# DATA FOR PROCESSING
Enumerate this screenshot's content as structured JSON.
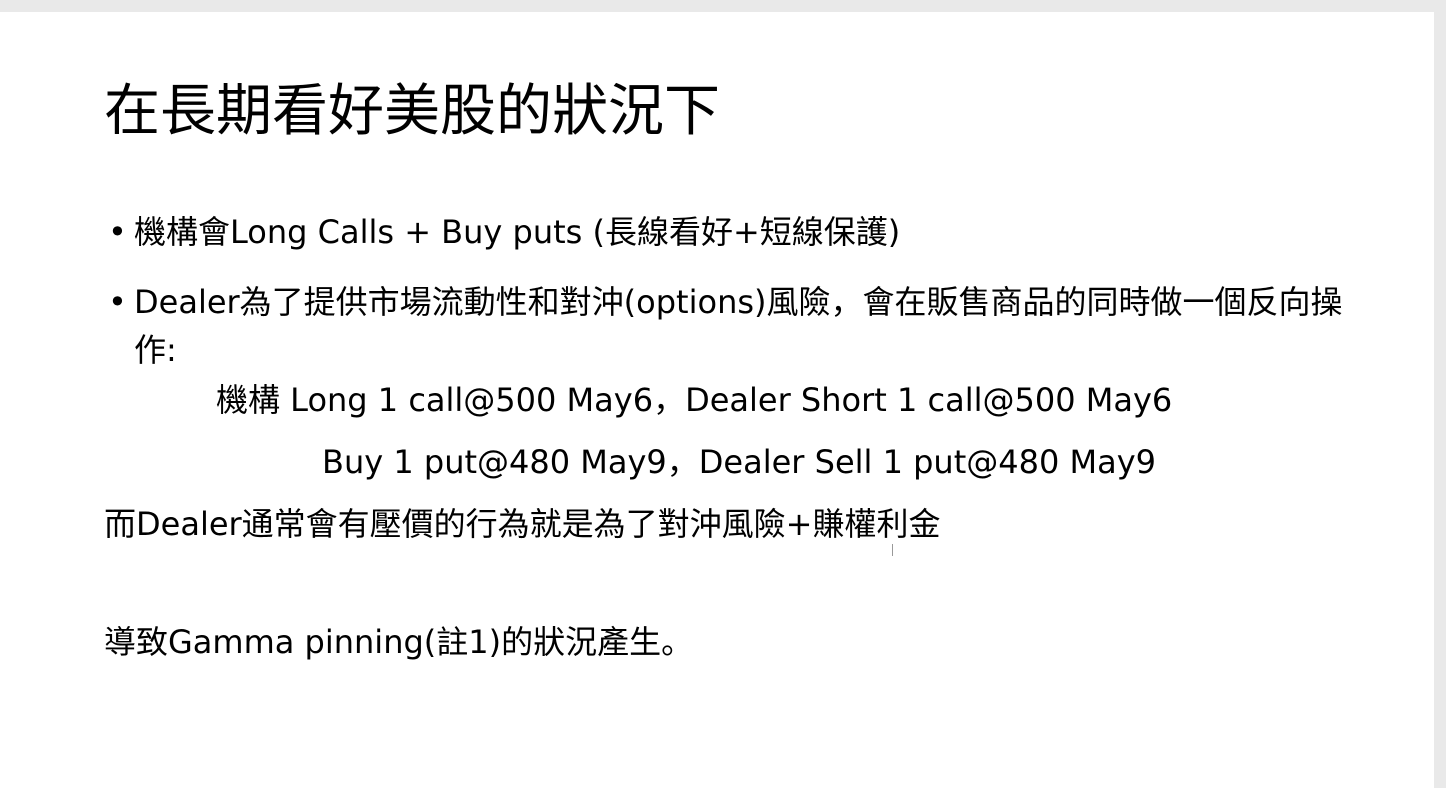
{
  "slide": {
    "title": "在長期看好美股的狀況下",
    "bullets": [
      "機構會Long Calls + Buy puts (長線看好+短線保護)",
      "Dealer為了提供市場流動性和對沖(options)風險，會在販售商品的同時做一個反向操作:"
    ],
    "trades": [
      "機構 Long 1 call@500 May6，Dealer Short 1 call@500 May6",
      "Buy 1 put@480 May9，Dealer Sell 1 put@480 May9"
    ],
    "notes": [
      "而Dealer通常會有壓價的行為就是為了對沖風險+賺權利金",
      "導致Gamma pinning(註1)的狀況產生。"
    ]
  }
}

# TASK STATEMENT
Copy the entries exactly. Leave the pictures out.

# ANSWER TO THE EXERCISE
Enumerate this screenshot's content as structured JSON.
{
  "slide": {
    "title": "在長期看好美股的狀況下",
    "bullets": [
      "機構會Long Calls + Buy puts (長線看好+短線保護)",
      "Dealer為了提供市場流動性和對沖(options)風險，會在販售商品的同時做一個反向操作:"
    ],
    "trades": [
      "機構 Long 1 call@500 May6，Dealer Short 1 call@500 May6",
      "Buy 1 put@480 May9，Dealer Sell 1 put@480 May9"
    ],
    "notes": [
      "而Dealer通常會有壓價的行為就是為了對沖風險+賺權利金",
      "導致Gamma pinning(註1)的狀況產生。"
    ]
  }
}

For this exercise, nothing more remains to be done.